%%

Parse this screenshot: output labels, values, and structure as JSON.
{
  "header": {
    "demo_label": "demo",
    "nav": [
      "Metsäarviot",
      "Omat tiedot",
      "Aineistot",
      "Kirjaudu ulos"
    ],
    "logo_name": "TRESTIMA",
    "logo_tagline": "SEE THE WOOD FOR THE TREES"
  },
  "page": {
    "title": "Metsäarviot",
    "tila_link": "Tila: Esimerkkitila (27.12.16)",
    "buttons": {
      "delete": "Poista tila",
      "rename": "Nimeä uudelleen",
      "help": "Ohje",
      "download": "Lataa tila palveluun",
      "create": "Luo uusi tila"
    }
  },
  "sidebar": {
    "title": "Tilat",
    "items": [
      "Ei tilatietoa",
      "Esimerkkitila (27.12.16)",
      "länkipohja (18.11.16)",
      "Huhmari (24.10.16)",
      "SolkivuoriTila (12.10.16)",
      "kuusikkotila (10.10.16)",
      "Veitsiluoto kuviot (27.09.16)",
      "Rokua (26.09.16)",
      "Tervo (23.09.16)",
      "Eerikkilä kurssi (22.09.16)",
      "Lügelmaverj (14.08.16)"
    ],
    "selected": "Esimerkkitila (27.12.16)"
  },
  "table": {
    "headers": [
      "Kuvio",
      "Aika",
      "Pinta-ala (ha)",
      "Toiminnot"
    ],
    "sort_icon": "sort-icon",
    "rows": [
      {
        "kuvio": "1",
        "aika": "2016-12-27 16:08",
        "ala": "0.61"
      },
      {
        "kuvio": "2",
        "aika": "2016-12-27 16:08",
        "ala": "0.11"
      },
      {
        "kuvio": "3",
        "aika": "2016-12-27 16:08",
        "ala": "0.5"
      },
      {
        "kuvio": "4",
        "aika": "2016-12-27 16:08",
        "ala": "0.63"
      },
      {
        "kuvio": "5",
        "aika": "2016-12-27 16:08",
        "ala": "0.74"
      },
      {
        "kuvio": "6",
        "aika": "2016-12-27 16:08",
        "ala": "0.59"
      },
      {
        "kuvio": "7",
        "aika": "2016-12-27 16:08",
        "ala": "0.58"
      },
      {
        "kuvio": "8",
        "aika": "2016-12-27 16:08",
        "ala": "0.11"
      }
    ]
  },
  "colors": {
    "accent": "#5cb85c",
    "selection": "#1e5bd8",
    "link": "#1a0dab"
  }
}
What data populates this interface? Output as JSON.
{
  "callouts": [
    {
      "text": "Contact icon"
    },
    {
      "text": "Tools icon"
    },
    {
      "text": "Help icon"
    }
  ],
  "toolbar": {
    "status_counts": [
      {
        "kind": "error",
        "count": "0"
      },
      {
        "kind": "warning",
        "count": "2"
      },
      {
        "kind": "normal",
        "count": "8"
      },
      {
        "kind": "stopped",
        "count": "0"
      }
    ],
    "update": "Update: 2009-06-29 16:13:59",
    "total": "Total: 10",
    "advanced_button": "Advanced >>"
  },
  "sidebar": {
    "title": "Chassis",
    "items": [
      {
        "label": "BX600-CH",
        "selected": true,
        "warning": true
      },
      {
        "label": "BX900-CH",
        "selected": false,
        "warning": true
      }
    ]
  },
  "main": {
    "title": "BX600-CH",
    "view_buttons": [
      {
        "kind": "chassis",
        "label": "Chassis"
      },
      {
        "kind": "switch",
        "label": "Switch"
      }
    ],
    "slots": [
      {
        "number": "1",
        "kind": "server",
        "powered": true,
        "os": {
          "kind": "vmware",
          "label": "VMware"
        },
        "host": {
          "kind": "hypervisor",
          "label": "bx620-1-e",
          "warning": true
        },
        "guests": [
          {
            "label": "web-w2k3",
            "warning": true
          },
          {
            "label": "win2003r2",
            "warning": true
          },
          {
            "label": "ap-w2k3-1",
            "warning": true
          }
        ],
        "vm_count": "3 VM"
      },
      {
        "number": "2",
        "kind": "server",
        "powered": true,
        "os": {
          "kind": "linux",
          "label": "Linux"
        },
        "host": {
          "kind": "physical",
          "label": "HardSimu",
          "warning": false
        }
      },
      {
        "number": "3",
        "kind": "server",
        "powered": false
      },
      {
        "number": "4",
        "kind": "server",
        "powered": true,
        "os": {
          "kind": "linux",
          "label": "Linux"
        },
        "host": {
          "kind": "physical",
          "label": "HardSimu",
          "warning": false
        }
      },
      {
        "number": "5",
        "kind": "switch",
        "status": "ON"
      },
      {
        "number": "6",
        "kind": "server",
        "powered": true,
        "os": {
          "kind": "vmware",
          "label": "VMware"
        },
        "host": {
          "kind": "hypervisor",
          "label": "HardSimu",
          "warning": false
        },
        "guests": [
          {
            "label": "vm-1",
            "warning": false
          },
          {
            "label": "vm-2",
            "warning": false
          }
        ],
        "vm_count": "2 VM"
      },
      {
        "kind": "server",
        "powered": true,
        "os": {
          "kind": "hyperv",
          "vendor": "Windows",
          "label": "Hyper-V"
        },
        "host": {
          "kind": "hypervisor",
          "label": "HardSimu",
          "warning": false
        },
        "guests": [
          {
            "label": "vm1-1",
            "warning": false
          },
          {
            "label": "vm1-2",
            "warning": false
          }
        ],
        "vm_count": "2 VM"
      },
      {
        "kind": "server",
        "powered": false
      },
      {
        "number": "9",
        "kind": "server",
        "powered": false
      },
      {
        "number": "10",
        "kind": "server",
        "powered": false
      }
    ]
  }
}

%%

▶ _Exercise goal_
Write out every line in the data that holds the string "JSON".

▶ _Solution to this exercise_
Parse this screenshot: output labels, values, and structure as JSON.
What data populates this interface? Output as JSON.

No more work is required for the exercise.